11 2008] WRONGFUL DEATH CLAIMS FOR NURSING HOME PATIENTS 537 One justice wrote that, [t]he nursing home admission contract in this case involves a profoundly local transaction in-state nursing home care provided to an Oklahoma individual by an Oklahoma entity licensed under Okalahoma law. 54 Moreover, the court determined that the FAA may be preempted by conflicting federal law, and thus found that the Social Security Act ( SSA ) regulating Medicaid provisions was the governing law in the case. 55 Consequently, under the SSA, the court allowed state law to apply to judicial review of health care contracts. 56 By ultimately finding that state law applied, the court then favored the language of the more specific Oklahoma Nursing Home Care Act ( NHCA ), which precluded waiver of rights for negligent acts, over the FAA state-counterpart, the Oklahoma Uniform Arbitration Act. 57 Under the NHCA, the court found that the waiver of a right to a jury trial was null and void; therefore, it held the arbitration agreement unenforceable. 58 The court in In re Kepka 59 found that the federal McCarran- Ferguson Act ( MFA ) prevented FAA preemption of notice requirements in a state statute. 60 The court held that the nursing home contract regulated the business of insurance as required by the MFA. 61 Because the MFA applied, the FAA could not be used to preempt a state statute requiring that the arbitration agreement contain written notice in as whether binding arbitration will be permitted. Id. Since states are given authority to enact certain Medicaid regulations and Congress is exercising its spending power, not its commerce power, the court concluded that the SSA, and by extension state law, applied. Id. at Id. at The court summarized its reasons for finding the FAA did not apply as: (1) the arbitration agreement specified that Oklahoma law would govern; (2) Congress regulates nursing homes through its spending power, not commerce power; (3) Congress nursing home regulations leave decisions regarding judicial review of nursing home claims up to the states; and (4) insufficient evidence exists to connect the admissions contract with interstate commerce.
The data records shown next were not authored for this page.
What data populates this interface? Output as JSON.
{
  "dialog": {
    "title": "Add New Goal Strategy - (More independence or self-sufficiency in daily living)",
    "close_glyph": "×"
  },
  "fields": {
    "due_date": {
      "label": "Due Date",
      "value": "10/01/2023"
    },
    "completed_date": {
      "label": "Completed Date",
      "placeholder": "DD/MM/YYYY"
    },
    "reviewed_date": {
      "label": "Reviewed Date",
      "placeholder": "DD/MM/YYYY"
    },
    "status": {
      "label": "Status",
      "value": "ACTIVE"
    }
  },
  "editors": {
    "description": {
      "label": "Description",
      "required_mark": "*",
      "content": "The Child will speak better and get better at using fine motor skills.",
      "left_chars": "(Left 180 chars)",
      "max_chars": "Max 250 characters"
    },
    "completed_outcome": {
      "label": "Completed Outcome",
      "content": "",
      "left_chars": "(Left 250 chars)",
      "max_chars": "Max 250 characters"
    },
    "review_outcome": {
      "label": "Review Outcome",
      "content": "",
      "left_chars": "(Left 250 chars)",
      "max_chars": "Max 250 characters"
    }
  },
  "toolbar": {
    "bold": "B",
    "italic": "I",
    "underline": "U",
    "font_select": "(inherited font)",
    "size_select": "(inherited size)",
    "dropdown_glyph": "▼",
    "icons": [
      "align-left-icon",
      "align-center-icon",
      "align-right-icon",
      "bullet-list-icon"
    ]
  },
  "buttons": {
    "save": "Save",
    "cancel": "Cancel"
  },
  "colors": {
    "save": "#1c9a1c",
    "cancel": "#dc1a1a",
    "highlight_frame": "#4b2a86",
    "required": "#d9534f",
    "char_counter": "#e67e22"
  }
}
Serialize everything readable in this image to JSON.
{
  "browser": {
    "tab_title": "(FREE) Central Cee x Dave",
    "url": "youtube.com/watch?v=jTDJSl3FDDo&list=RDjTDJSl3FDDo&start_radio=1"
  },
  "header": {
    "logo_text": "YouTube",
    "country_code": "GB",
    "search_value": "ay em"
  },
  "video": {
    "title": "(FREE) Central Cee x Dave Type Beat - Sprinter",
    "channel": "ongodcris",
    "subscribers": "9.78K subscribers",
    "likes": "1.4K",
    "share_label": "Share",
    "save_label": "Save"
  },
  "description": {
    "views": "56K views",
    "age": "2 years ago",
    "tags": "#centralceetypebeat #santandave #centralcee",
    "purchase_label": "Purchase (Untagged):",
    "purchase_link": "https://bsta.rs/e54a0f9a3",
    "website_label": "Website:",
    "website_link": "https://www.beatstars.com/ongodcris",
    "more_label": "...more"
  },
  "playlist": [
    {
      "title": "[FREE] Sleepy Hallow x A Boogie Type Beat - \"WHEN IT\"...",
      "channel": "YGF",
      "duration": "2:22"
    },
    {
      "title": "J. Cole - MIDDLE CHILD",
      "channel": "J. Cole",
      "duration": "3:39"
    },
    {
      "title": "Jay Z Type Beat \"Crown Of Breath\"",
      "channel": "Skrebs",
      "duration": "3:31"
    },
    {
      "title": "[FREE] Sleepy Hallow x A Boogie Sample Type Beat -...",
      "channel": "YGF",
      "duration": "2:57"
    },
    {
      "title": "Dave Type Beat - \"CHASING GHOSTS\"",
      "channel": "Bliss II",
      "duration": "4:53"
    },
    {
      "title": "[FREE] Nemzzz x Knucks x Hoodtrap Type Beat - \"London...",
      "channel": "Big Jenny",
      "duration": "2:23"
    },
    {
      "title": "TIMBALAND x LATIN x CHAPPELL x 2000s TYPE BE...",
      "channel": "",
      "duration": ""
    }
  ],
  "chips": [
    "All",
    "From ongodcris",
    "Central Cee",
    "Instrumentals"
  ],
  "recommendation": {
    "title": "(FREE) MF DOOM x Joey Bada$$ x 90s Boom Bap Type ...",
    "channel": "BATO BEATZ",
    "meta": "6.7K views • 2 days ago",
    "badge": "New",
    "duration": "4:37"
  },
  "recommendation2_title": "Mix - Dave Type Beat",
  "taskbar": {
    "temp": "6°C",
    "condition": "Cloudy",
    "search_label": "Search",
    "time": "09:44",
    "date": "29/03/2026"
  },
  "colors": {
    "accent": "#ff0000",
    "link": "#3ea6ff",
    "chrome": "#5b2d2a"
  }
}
Id. at Id. at The court stated that like any statutory directive the FAA s mandate may be overridden by a contrary congressional command. Id. at 25 (citing Shearson/Am. Express, Inc. v. McMahon, 482 U.S. 220, (1987)). 56. Bruner v. Timberlane Manor, L.P., 155 P.3d 16, 31 (Okla. 2006). The court pointed to a memorandum from the Centers for Medicare & Medicaid Services that stated, [u]nder Medicaid, we will defer to State law as to whether or not such binding arbitration agreements are permitted.... Id. at 26; see also 1919(c)(2), (f)(3); 42 U.S.C. 1369r(c)(2), (f)(3); 42 C.F.R (2007) (the Social Security Act and corresponding regulations). 57. Bruner, 155 P.3d at Id. at In re Kepka, 178 S.W.3d 279 (Tex. App. 2005). 60. Id. at Id. at 288 (finding that the purpose of the act is to protect the relationship between the insured and the insurer that provided, in this case, medical insurance).